**About this task**
Would you print every entry exactly as it appears?

━━━━━━

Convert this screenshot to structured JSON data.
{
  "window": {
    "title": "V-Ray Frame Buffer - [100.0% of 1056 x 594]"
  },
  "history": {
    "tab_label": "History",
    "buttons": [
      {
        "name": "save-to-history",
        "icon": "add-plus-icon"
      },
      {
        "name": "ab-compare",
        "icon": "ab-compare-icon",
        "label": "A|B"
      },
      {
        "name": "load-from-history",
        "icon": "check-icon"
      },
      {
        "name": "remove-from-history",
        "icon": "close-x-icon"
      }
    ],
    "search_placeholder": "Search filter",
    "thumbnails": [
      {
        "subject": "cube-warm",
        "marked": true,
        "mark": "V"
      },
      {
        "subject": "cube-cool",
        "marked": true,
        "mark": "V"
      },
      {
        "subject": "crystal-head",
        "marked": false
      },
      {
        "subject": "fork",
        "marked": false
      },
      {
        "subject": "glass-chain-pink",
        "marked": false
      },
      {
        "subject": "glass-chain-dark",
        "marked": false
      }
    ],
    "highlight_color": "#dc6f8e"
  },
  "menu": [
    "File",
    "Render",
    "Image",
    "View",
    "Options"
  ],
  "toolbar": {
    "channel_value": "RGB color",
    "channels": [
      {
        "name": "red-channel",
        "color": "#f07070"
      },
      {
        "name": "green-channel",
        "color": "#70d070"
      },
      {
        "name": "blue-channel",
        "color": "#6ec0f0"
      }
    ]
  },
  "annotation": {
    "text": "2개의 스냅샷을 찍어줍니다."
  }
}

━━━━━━

**Solution to the exercise**
Convert this screenshot to structured JSON data.
{
  "window": {
    "title": "V-Ray Frame Buffer - [100.0% of 1056 x 594]"
  },
  "history": {
    "tab_label": "History",
    "buttons": [
      {
        "name": "save-to-history",
        "icon": "add-plus-icon"
      },
      {
        "name": "ab-compare",
        "icon": "ab-compare-icon",
        "label": "A|B"
      },
      {
        "name": "load-from-history",
        "icon": "check-icon"
      },
      {
        "name": "remove-from-history",
        "icon": "close-x-icon"
      }
    ],
    "search_placeholder": "Search filter",
    "thumbnails": [
      {
        "subject": "cube-warm",
        "marked": true,
        "mark": "V"
      },
      {
        "subject": "cube-cool",
        "marked": true,
        "mark": "V"
      },
      {
        "subject": "crystal-head",
        "marked": false
      },
      {
        "subject": "fork",
        "marked": false
      },
      {
        "subject": "glass-chain-pink",
        "marked": false
      },
      {
        "subject": "glass-chain-dark",
        "marked": false
      }
    ],
    "highlight_color": "#dc6f8e"
  },
  "menu": [
    "File",
    "Render",
    "Image",
    "View",
    "Options"
  ],
  "toolbar": {
    "channel_value": "RGB color",
    "channels": [
      {
        "name": "red-channel",
        "color": "#f07070"
      },
      {
        "name": "green-channel",
        "color": "#70d070"
      },
      {
        "name": "blue-channel",
        "color": "#6ec0f0"
      }
    ]
  },
  "annotation": {
    "text": "2개의 스냅샷을 찍어줍니다."
  }
}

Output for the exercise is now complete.